**TASK BRIEF**
Search the material for the word "έγγραφο" and report each line where it turns up.

**DATA SHOWN**
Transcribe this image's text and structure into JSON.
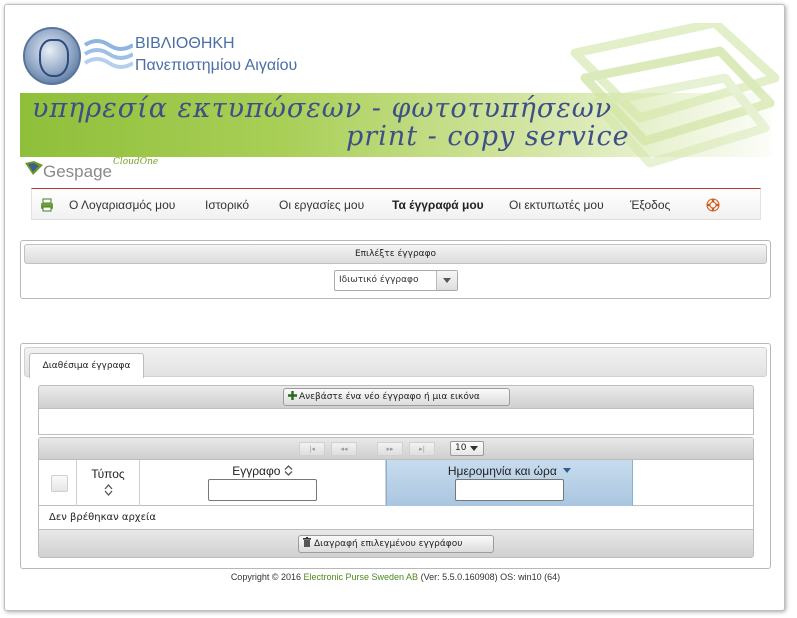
{
  "header": {
    "library_title": "ΒΙΒΛΙΟΘΗΚΗ",
    "library_subtitle": "Πανεπιστημίου Αιγαίου",
    "banner_line1": "υπηρεσία εκτυπώσεων - φωτοτυπήσεων",
    "banner_line2": "print - copy service",
    "brand": "Gespage",
    "brand_sub": "CloudOne",
    "colors": {
      "banner_green": "#8fbf3a",
      "banner_text": "#3d4f86",
      "title_blue": "#4a6fa5"
    }
  },
  "nav": {
    "items": [
      {
        "label": "Ο Λογαριασμός μου",
        "icon": "printer-icon"
      },
      {
        "label": "Ιστορικό"
      },
      {
        "label": "Οι εργασίες μου"
      },
      {
        "label": "Τα έγγραφά μου",
        "active": true
      },
      {
        "label": "Οι εκτυπωτές μου"
      },
      {
        "label": "Έξοδος"
      }
    ],
    "help_icon": "lifebuoy-icon"
  },
  "select_document": {
    "title": "Επιλέξτε έγγραφο",
    "selected": "Ιδιωτικό έγγραφο"
  },
  "documents": {
    "tab_label": "Διαθέσιμα έγγραφα",
    "upload_button": "Ανεβάστε ένα νέο έγγραφο ή μια εικόνα",
    "pager": {
      "first": "|◂",
      "prev": "◂◂",
      "next": "▸▸",
      "last": "▸|",
      "page_size": "10"
    },
    "columns": {
      "type": "Τύπος",
      "document": "Εγγραφο",
      "datetime": "Ημερομηνία και ώρα"
    },
    "empty_message": "Δεν βρέθηκαν αρχεία",
    "delete_button": "Διαγραφή επιλεγμένου εγγράφου"
  },
  "footer": {
    "copyright_prefix": "Copyright © 2016",
    "company": "Electronic Purse Sweden AB",
    "version": "(Ver: 5.5.0.160908) OS: win10 (64)"
  }
}
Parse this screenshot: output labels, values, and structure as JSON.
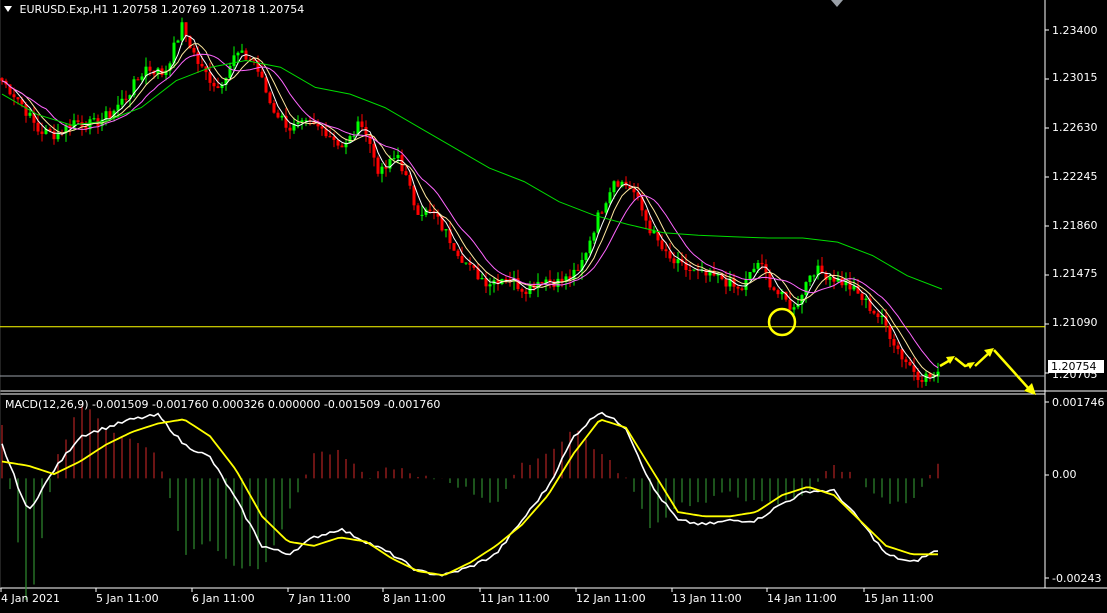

**TASK RESULT**
    "title": "Επιλέξτε έγγραφο",
    "selected": "Ιδιωτικό έγγραφο"
    "upload_button": "Ανεβάστε ένα νέο έγγραφο ή μια εικόνα",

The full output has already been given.